SPIN hit a milestone this year: Our 30th birthday. To celebrate, we caught up with some of the artists behind our past picks for Album of the Year, held a readers’ poll, reminisced with former staffers, and now, we’ve ranked the 300 best albums of the past 30 years.
5. The Smiths, The Queen Is Dead (Sire, 1986)
Despite their hard-earned reputation of being sad-sack mopes at best and virulent, purposefully anti-social misanthropes at worst, what people always forget when discussing the Smiths was how funny they were. Oasis ringleader Noel Gallagher has talked about pissing himself laughing listening to the ‘80s underground heroes and, listening to The Queen Is Dead, well, yeah. This is an album where the narrator assassinates Her Majesty while cracking wise about his lack of piano-playing skills; where the most emotional vocal in the excoriating “Frankly Mr. Shankly” is reserved for Moz calling the titular character “a fuh-laaaa-tu-lent paaaaiiiin in the arrrrrrrse!!!”; where the climactic “There Is a Light That Never Goes Out” — only one of the ten most beautiful songs ever written — is undermined by the true closing statement, the not-misleadingly titled “Some Girls Are Bigger Than Others.”

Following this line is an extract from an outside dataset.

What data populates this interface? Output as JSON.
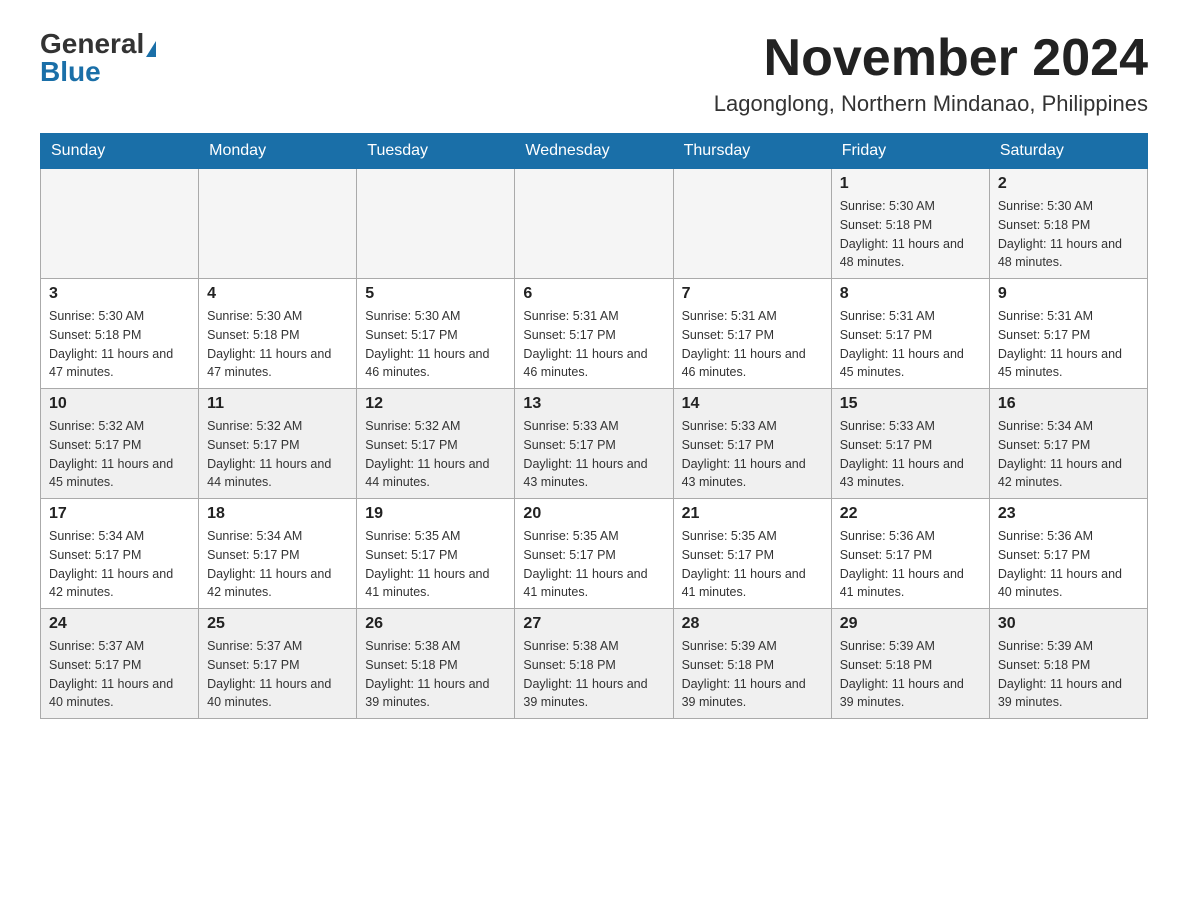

4. Daft Punk, Discovery (Virgin, 2001)
Little-known fact: In the summer of 2001, in a sweaty bar in Boston, it was possible to hear guitar-pop smoothie John Mayer singing a bit of “One More Time” during a pre-fame live set. That was a year before LCD Soundsystem’s “Losing My Edge,” wherein another J.M. — James Murphy — self-mockingly boasts of being “the first guy playing Daft Punk to the rock kids.” And this perhaps unlikely seeming pair of examples illustrates the strange alchemy Daft Punk performed with their sophomore album, Discovery: This was electronic dance music for the biggest of tents, not for rock kids or pop kids or even exclusively house or disco kids but rather, calling all kids, of all ages. And pop music — as seen in the dance-y trajectory of the Top 40 in the years since Daft Punk’s triumphant 2006 return to the public eye at Coachella — has been unshakably altered as a result.